Assignment: Gather all lines in the data that hold the string "Corinthians".

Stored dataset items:
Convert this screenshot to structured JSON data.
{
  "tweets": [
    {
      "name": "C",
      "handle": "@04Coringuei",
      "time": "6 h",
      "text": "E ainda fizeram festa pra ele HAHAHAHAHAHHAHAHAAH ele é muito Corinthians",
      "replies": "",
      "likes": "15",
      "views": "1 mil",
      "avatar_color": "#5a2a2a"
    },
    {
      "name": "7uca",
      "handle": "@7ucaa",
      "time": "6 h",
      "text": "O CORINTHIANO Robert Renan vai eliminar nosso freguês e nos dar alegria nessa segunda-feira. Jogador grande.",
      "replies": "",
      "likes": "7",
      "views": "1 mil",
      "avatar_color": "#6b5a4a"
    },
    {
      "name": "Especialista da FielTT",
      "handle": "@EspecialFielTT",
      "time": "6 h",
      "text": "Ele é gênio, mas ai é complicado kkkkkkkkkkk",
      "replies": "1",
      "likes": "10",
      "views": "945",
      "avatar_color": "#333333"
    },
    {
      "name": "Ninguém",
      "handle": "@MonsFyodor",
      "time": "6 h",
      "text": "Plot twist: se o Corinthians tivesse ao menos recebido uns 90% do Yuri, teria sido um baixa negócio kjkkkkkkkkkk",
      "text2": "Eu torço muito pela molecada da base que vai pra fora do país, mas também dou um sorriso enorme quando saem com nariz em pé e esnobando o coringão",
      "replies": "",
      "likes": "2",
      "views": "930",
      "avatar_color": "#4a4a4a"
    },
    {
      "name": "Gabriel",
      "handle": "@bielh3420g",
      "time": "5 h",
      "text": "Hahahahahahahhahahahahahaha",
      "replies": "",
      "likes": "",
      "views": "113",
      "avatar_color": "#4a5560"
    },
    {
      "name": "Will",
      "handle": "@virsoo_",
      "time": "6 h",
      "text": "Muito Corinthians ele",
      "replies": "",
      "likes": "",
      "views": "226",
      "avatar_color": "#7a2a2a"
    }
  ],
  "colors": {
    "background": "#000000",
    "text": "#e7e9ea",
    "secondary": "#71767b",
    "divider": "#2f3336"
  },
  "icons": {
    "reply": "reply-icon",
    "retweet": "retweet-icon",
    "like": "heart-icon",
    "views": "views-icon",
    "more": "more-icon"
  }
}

Result for this task:
      "text": "E ainda fizeram festa pra ele HAHAHAHAHAHHAHAHAAH ele é muito Corinthians",
      "text": "Plot twist: se o Corinthians tivesse ao menos recebido uns 90% do Yuri, teria sido um baixa negócio kjkkkkkkkkkk",
      "text": "Muito Corinthians ele",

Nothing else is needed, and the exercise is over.